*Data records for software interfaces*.

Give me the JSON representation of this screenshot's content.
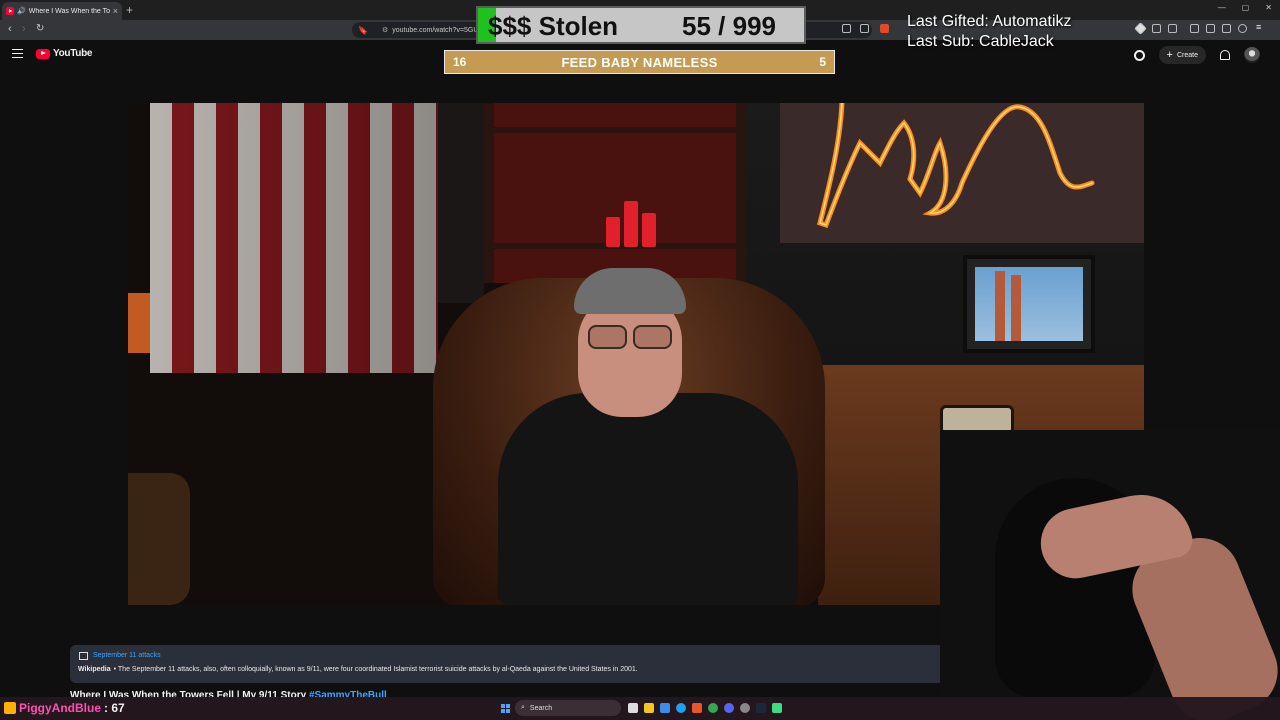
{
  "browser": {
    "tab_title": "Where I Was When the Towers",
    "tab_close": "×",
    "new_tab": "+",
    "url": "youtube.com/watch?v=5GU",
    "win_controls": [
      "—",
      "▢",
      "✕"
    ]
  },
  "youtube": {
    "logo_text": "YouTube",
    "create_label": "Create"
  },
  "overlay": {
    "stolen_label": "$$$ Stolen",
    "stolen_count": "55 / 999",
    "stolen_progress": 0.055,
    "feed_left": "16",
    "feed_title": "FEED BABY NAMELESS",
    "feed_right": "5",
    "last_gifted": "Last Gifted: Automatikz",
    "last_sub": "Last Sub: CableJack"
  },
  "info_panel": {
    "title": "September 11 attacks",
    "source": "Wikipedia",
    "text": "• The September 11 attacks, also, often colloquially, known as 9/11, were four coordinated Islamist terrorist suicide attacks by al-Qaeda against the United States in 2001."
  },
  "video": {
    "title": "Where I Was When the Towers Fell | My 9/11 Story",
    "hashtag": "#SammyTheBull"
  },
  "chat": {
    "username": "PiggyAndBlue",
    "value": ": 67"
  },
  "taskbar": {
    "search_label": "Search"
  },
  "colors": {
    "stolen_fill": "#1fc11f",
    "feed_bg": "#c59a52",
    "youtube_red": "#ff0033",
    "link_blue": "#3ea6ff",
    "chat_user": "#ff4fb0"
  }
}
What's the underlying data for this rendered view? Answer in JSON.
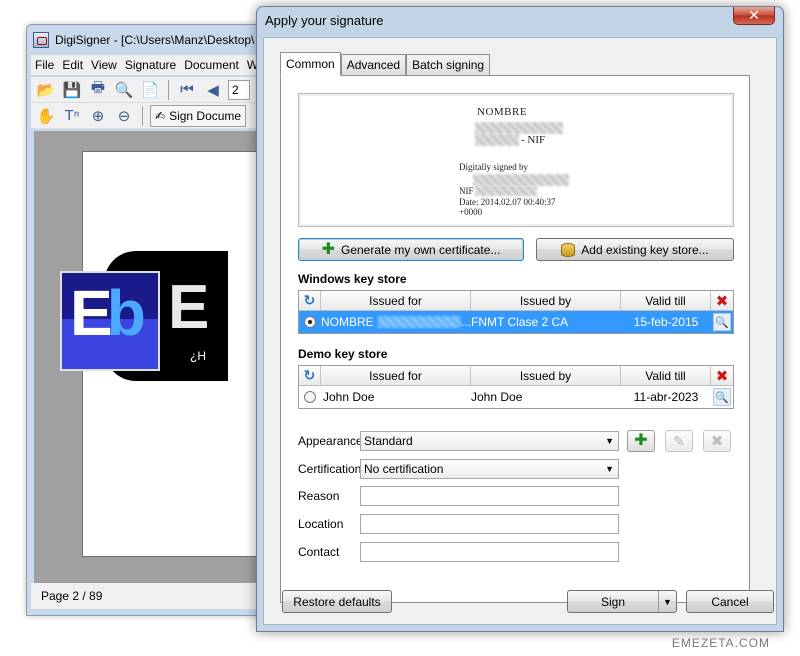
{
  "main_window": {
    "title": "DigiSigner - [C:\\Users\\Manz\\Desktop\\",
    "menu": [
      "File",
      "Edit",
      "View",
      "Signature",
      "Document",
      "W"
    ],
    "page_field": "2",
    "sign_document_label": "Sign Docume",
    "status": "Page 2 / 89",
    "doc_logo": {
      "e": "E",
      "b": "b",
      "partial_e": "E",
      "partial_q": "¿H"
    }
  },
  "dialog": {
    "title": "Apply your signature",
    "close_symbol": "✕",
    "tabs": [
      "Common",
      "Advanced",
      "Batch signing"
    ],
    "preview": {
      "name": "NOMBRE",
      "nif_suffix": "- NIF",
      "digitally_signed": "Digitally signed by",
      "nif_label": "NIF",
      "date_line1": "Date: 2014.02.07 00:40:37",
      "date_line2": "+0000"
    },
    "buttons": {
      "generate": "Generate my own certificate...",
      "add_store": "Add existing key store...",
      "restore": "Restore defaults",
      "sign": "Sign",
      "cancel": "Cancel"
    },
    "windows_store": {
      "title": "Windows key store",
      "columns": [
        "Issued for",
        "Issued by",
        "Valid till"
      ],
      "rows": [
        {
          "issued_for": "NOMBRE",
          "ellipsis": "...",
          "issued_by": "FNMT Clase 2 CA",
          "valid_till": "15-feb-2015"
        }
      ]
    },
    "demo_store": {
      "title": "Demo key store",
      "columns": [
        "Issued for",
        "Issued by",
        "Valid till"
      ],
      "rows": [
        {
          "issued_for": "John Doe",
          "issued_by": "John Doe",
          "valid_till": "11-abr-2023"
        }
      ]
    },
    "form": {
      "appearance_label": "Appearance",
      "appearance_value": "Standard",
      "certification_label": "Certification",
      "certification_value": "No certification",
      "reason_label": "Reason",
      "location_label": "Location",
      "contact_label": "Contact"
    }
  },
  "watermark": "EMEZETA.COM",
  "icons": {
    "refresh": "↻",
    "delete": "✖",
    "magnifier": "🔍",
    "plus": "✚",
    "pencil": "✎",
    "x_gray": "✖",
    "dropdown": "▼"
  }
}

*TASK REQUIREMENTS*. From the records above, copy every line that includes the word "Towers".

*TASK OUTPUT*.
    "tab_title": "Where I Was When the Towers",
    "title": "Where I Was When the Towers Fell | My 9/11 Story",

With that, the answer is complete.